“The estimated figure to date, which amounts to COP$3.5 trillion (direct cost), could vary depending on the circumstances of the recovery work,” according to EPM. While EPM has insurance for losses at the project, it’s still uncertain how much of the losses will be covered.
Once EPM closed the water-intake tunnels to the damaged machine room in February 2019, inspectors were pleased to find that various parts of the machine room were unscathed, including the transformer cavern.
However, certain parts of the structures surrounding generating-sections “one” and “two” — as well as adjacent areas intended for auxiliary services — suffered “significant” damage when EPM was forced to divert Cauca River water through the machine room when the diversion tunnel collapsed last year, the filing reveals.
“With regard to equipment that was already assembled or in the process of assembly, it has been assessed that there is serious damage to the two 500-ton bridge cranes of the powerhouse, the 25-ton provisional bridge-crane owned by the contractor and the equipment of generation units ‘one’ and ‘two,’” according to EPM.
“The services of air conditioning, fire system, electrical auxiliaries, lighting and others have general damage,” while the “pressure wells of pipelines ‘one’ and ‘two’ suffered significant effects, because a cavity was formed of approximately 70,000 cubic meters, which joined these two pressure wells.” EPM will have to haul-in hundreds of tons of backfill to seal that cavity.
Also, certain underground works associated with the plant haven’t yet been inspected, since remaining river water in lower parts of the machine room had yet to be evacuated as of April 12.
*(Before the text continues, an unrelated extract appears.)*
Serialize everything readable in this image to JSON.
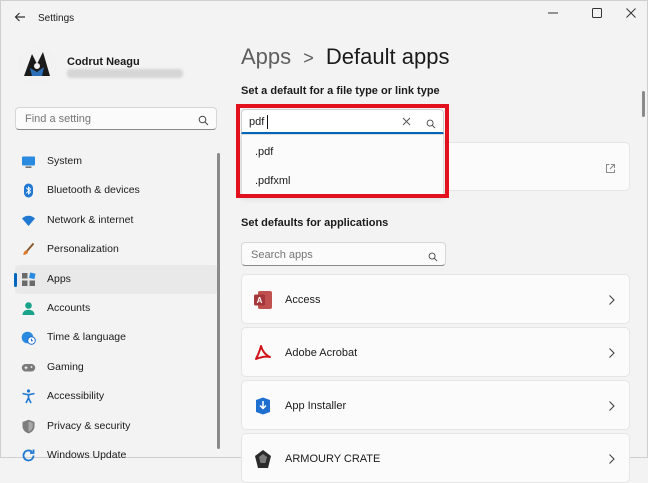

Meanwhile, in a separate April 11 presentation to business leaders in Barranquilla, EPM general manager Jorge Londoño de la Cuesta reported that EPM has spent more than COP$640 billion (US$205 million) in social and environmental recovery projects to help people, flora and fauna affected by temporary flooding and temporary water-flow reductions downstream of Hidroituango, including the return of “100% of families in Puerto Valdivia who have their homes outside the [earlier] flood area.”
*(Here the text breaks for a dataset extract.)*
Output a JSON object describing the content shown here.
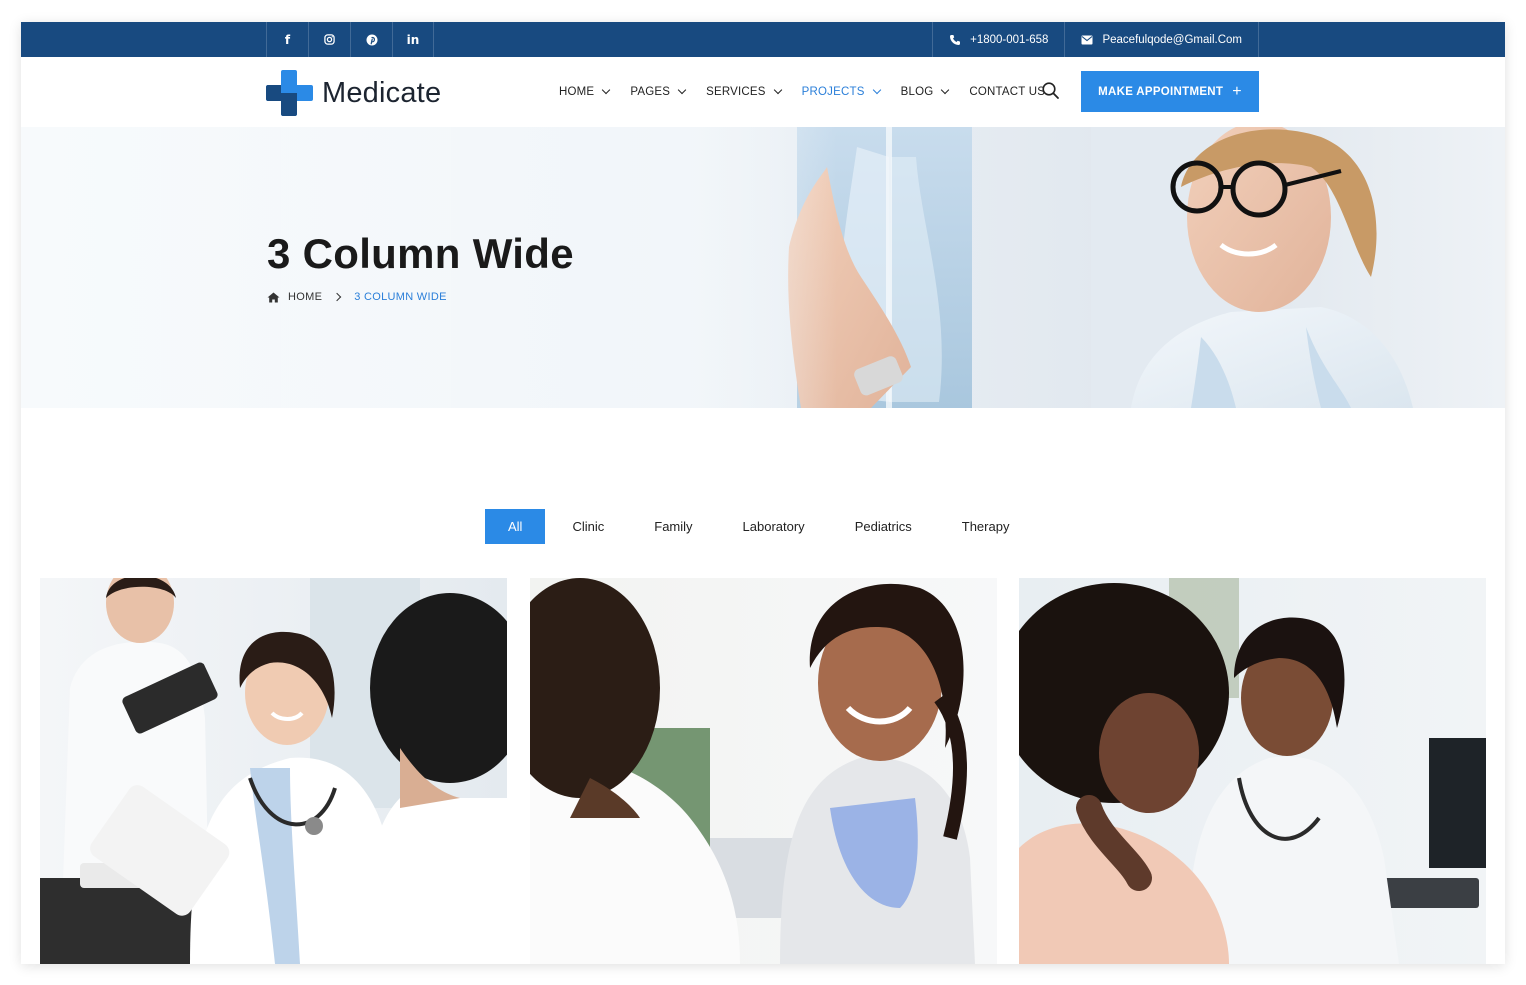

Upon shutting the water-entry gates inside the dam last February – with the Cauca River now flowing over the engineered spillway instead — “EPM focused on mitigating the effects on and alongside the Cauca River, with good results in terms of fish rescue, protection of the La Mojana marshes and the continuity of riparian economic activities,” according to Londoño de la Cuesta.
Besides reconstruction of the machine room, EPM also is moving to plug older diversion tunnels, as well as opening a new, intermediate discharge tunnel, along with completing works to raise the dam height to its final 435 meters above sea level.
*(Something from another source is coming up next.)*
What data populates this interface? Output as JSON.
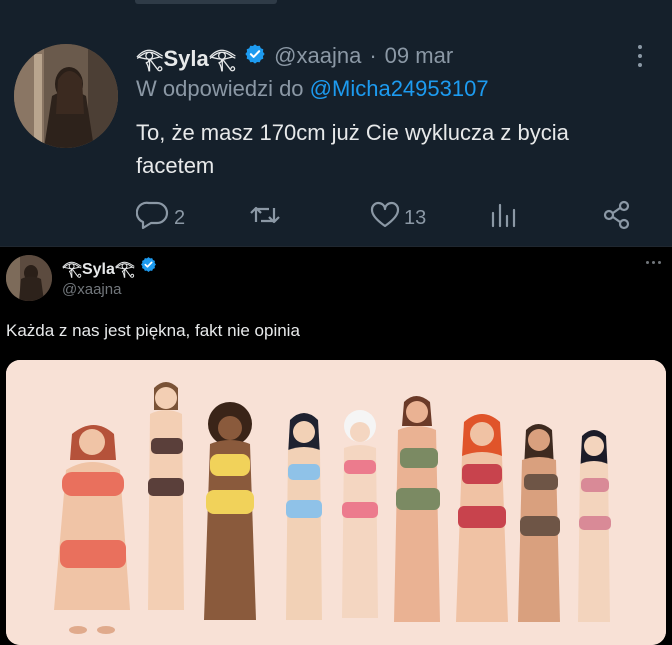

Relatively high water flows on the Cauca River — sometimes exceeding 2,000 cubic meters per second as is typical during rainy-season months (including this April) – are now safely evacuated over the engineered spillway, he noted.
As for pending downstream environmental issues cited by Colombia’s Attorney General in an April 10 press release, EPM said it has been and will continue to cooperate with the Attorney General and downstream communities to resolve any problems.
According to the Attorney General, an aquatic plant known as “buchon” recently has aggressively proliferated in the area of Sabanalarga, Antioquia — probably affecting fisheries and even navigation in some Cauca River areas, he said.
While EPM recently contracted a machine to remove the plant, a bigger machine is required to keep-up with plant growth, according to the Attorney General.
Meanwhile, a former EPM asphalt plant on the road from Toledo to Puerto Valdivia, Antioquia, requires environmental cleanup of old plant residues, he said. Similarly, dam-excavation rocks and mud earlier dumped at El Higuerón between Puerto Valdivia and the hydroelectric plant need a new containment wall to prevent a possible landslide, he warned.
In response to those complaints, EPM stated that will “intensify measures established in the environmental management plan of the Hidroituango hydroelectric project” in order to resolve any outstanding issues.